Needed from the data below: all lines that contain the word "impuesto".
(Data extract begins)
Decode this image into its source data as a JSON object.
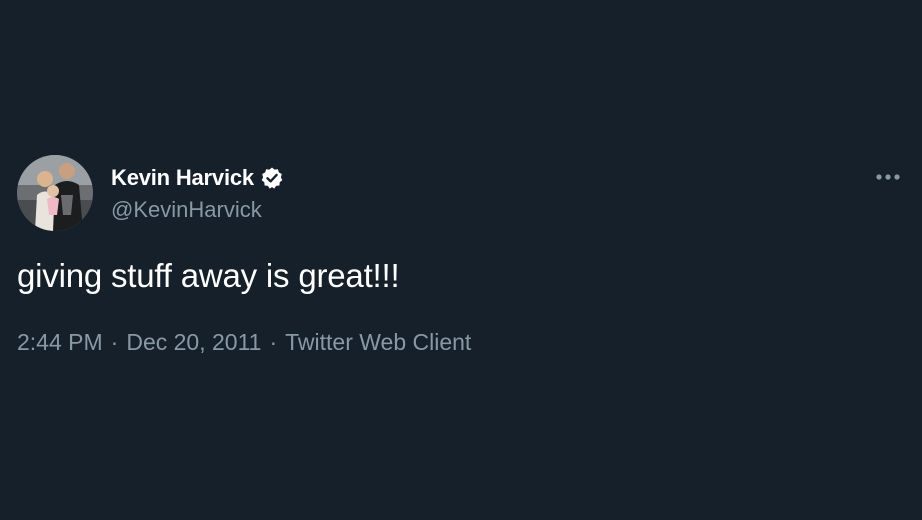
{
  "tweet": {
    "author": {
      "display_name": "Kevin Harvick",
      "handle": "@KevinHarvick",
      "verified": true,
      "avatar_icon": "profile-photo"
    },
    "text": "giving stuff away is great!!!",
    "time": "2:44 PM",
    "date": "Dec 20, 2011",
    "source": "Twitter Web Client",
    "separator": "·",
    "more_icon": "more-dots-icon"
  },
  "colors": {
    "background": "#15202b",
    "primary_text": "#ffffff",
    "secondary_text": "#8899a6"
  }
}
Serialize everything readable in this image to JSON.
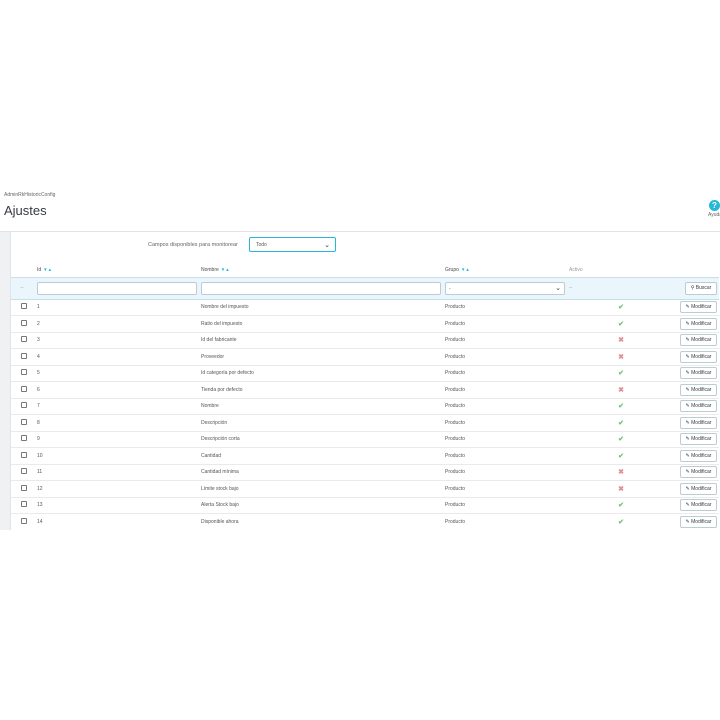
{
  "header": {
    "breadcrumb": "AdminRkHistoricConfig",
    "title": "Ajustes",
    "help_label": "Ayuda",
    "help_symbol": "?"
  },
  "monitor": {
    "label": "Campos disponibles para monitorear",
    "selected": "Todo"
  },
  "table": {
    "columns": {
      "id": "Id",
      "nombre": "Nombre",
      "grupo": "Grupo",
      "activo": "Activo"
    },
    "sort_arrows": "▼▲",
    "filter": {
      "checkbox_dash": "--",
      "grupo_selected": "-",
      "activo_dash": "--",
      "search_label": "Buscar"
    },
    "edit_label": "Modificar",
    "rows": [
      {
        "id": "1",
        "nombre": "Nombre del impuesto",
        "grupo": "Producto",
        "activo": true
      },
      {
        "id": "2",
        "nombre": "Ratio del impuesto",
        "grupo": "Producto",
        "activo": true
      },
      {
        "id": "3",
        "nombre": "Id del fabricante",
        "grupo": "Producto",
        "activo": false
      },
      {
        "id": "4",
        "nombre": "Proveedor",
        "grupo": "Producto",
        "activo": false
      },
      {
        "id": "5",
        "nombre": "Id categoría por defecto",
        "grupo": "Producto",
        "activo": true
      },
      {
        "id": "6",
        "nombre": "Tienda por defecto",
        "grupo": "Producto",
        "activo": false
      },
      {
        "id": "7",
        "nombre": "Nombre",
        "grupo": "Producto",
        "activo": true
      },
      {
        "id": "8",
        "nombre": "Descripción",
        "grupo": "Producto",
        "activo": true
      },
      {
        "id": "9",
        "nombre": "Descripción corta",
        "grupo": "Producto",
        "activo": true
      },
      {
        "id": "10",
        "nombre": "Cantidad",
        "grupo": "Producto",
        "activo": true
      },
      {
        "id": "11",
        "nombre": "Cantidad mínima",
        "grupo": "Producto",
        "activo": false
      },
      {
        "id": "12",
        "nombre": "Límite stock bajo",
        "grupo": "Producto",
        "activo": false
      },
      {
        "id": "13",
        "nombre": "Alerta Stock bajo",
        "grupo": "Producto",
        "activo": true
      },
      {
        "id": "14",
        "nombre": "Disponible ahora",
        "grupo": "Producto",
        "activo": true
      }
    ]
  },
  "colors": {
    "accent": "#25b9d7",
    "active": "#72c279",
    "inactive": "#e08f95"
  }
}
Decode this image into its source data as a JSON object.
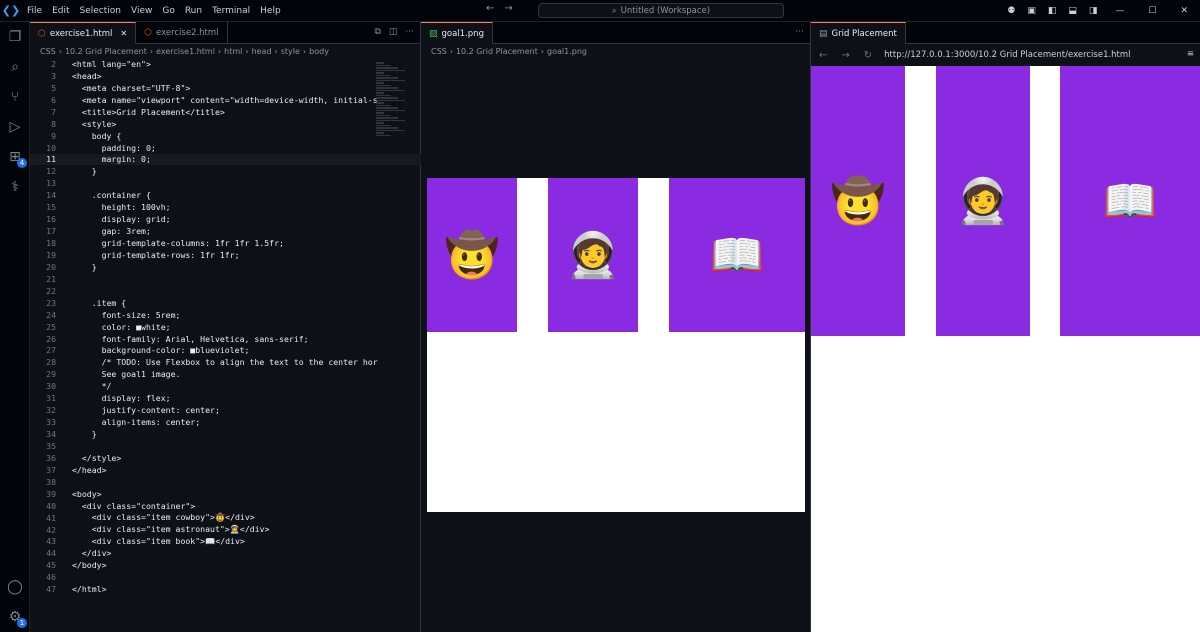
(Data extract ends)
Result of this exercise —
        "nombre": "Nombre del impuesto",
        "nombre": "Ratio del impuesto",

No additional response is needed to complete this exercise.